One of the magnificent aspects of all of Dallas' SD is that he masterfully unpacks, in a very thoughtful and gracious manner, how one can presently begin living a properly full (or fuller) life, manifesting purpose, intention and the character of Christ versus focusing in the so-called "good days" when we were saved by God's grace. Dallas points out that focusing on our salvation and Christ's death (via God's grace) can undermine the full Christian life that is available now, by not simply focusing on an "instant" of God's actualized purpose for our lives when we are saved. The divine conspiracy as encapsulated by Dr. Black.
This is by no means an easy read and I suggest reading SD slowly when you are awake, and are psychologically and emotionally ready or you would be wasting your time (this is apparent in some of the reviews). The core of SD is unpacked in chapter 1 through 3 and 7 through 11. Dallas reserves chapters 4 through 6 for a biblical explanation of who we are and what spiritual life is all about, and he informs the reader to read chapters 7 through 11 and return to 4 through 6 as these are the chapters that focus on human nature and discipleship, including unembodied spiritual power--i.e., the spiritual life. Like some of his later writings, these chapters introduce the reader to God's view of the human persons, the flesh, our bodies working interactively with God's effective will.

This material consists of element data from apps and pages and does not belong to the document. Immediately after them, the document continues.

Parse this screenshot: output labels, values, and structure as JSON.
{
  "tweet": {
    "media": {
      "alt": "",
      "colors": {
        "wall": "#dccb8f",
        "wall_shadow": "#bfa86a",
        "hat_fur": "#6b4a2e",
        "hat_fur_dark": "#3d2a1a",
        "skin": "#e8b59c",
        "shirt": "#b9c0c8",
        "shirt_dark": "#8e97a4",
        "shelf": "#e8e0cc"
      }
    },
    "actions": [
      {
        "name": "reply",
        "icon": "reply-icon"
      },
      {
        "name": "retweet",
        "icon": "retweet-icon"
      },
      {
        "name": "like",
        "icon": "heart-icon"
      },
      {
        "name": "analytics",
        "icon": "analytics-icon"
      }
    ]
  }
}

Chapter 8 presents a rich "history and meaning of the disciplines" and chapter 9 Dallas presents the spiritual disciplines within two contexts: (1) disciplines of abstinence (solitude, silence, fasting, frugality, chastity, secrecy, and sacrifice); and, (2) are the disciplines of engagement (study, worship, celebration, service, prayer, fellowship, confession, and submission). This list is by no mean exhaustive. Each discipline is accompanied by incredibly unique biblical, theological and philosophic insights unlike I have ever read before. SD, like all of his writings, must be read slowly and intently, readers should take notes, and they ought to re-read those sections that are most relevant to your life in order to put the contents into action.
Unlike many other books on spiritual growth, the end of chapter 9 provides the reader to put the disciplines into practice as we are provided a basis to gauge how committed we are in following Jesus. That is to say, Dallas is wise enough to recognize that we are all in different places in our relationship with Jesus. Some readers desire to change and others merely have the desire to want to want to change. Therefore, as a starting point Dallas' informs us that the "range of the disciplines is largely determined by our own established tendencies to sin that must be resisted . . . [hence] (w)hich disciplines must be central to our lives will be determined by the chief sins of commission and omission that entice or threaten us from day to day" (page 191). In other words, we begin with those discipline(s) that are correlated to contravene those worldly habits that we exercise the most.
In closing, I have much to do as I am now steeped in Willardian theology, a practical theology, and I look forward to being an active participant in the divine conspiracy.